Although the software giant just released Visual Studio 2017 last week, the company is already working on updates, wrote Daniel Jacobson, program manager for Visual Studio at Microsoft, in a March 16 blog post. Among the new additions is a “side by side” that will enable developers to test upcoming features without risking the stability of their work integrated development environment (IDE).
“That means you can use Visual Studio 2017 for your stable production work and Visual Studio 2017 Update Preview to get a peek into what we have in the pipeline,” Jacobson stated. “When you install both, you’ll see two different task bar icons so you can distinguish them—one that’s solid (for the released version) and one that’s not (for the preview). Similarly, if you happen to load the Visual Studio installer and you have both the released and Update preview versions of VS installed, you’ll even see both of them in the UI.”
Some components, including the Visual Studio installer, C runtime and .NET Framework, won’t be duplicated in the new setup, Jacobson added. The previews will also display update notifications, similar to the main product.

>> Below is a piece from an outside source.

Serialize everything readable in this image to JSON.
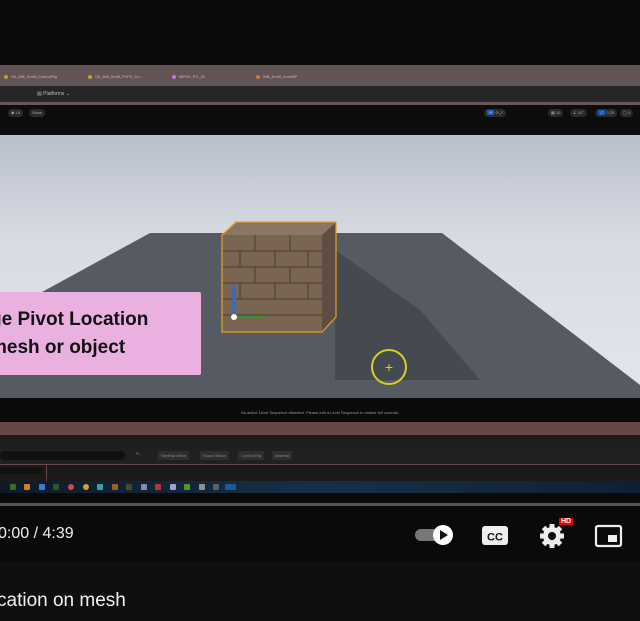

In terms of new capabilities, the .NET Native compiler is now being distributed as a NuGet code package. This will enable the compiler to be updated without a more sweeping update to Visual Studio. The IDE also better handles NuGet packages containing XAML controls and libraries, allowing users to extract styles and templates from controls with custom icons, he said.
In addition, Visual Studio will detect XAML code that is specific to certain Windows software development kits. If XAML types and properties are not available in targeted versions of Windows, then a squiggle will appear under them in the code editor.
Other new features include support for command-line arguments in debug mode and new tools for debugging Python websites and scripts. The update also adds Universal Windows Platform (UWP) streaming install support, allowing developers to deliver apps and games that users can interact with before they download completely.
Since building an app with streaming install support requires planning, Microsoft recommends that developers take the feature into consideration from the very beginning of their projects.
“For an app to be streaming installed, the app must be segmented into different parts. These parts are individually called a ‘content group,’ which is a logical grouping of files within your app,” explained Andy Liu, a Windows Developer Platform program manager at Microsoft, in this Universal Windows App Deployment blog post. “There is the required content group, which contains all the files that need to be downloaded before users can launch the app.”
For developers who are still getting the hang of Visual Studio 2017, Microsoft has published a printable PDF poster detailing some of the IDE’s new features, keyboard shortcuts and more. The poster can be downloaded here.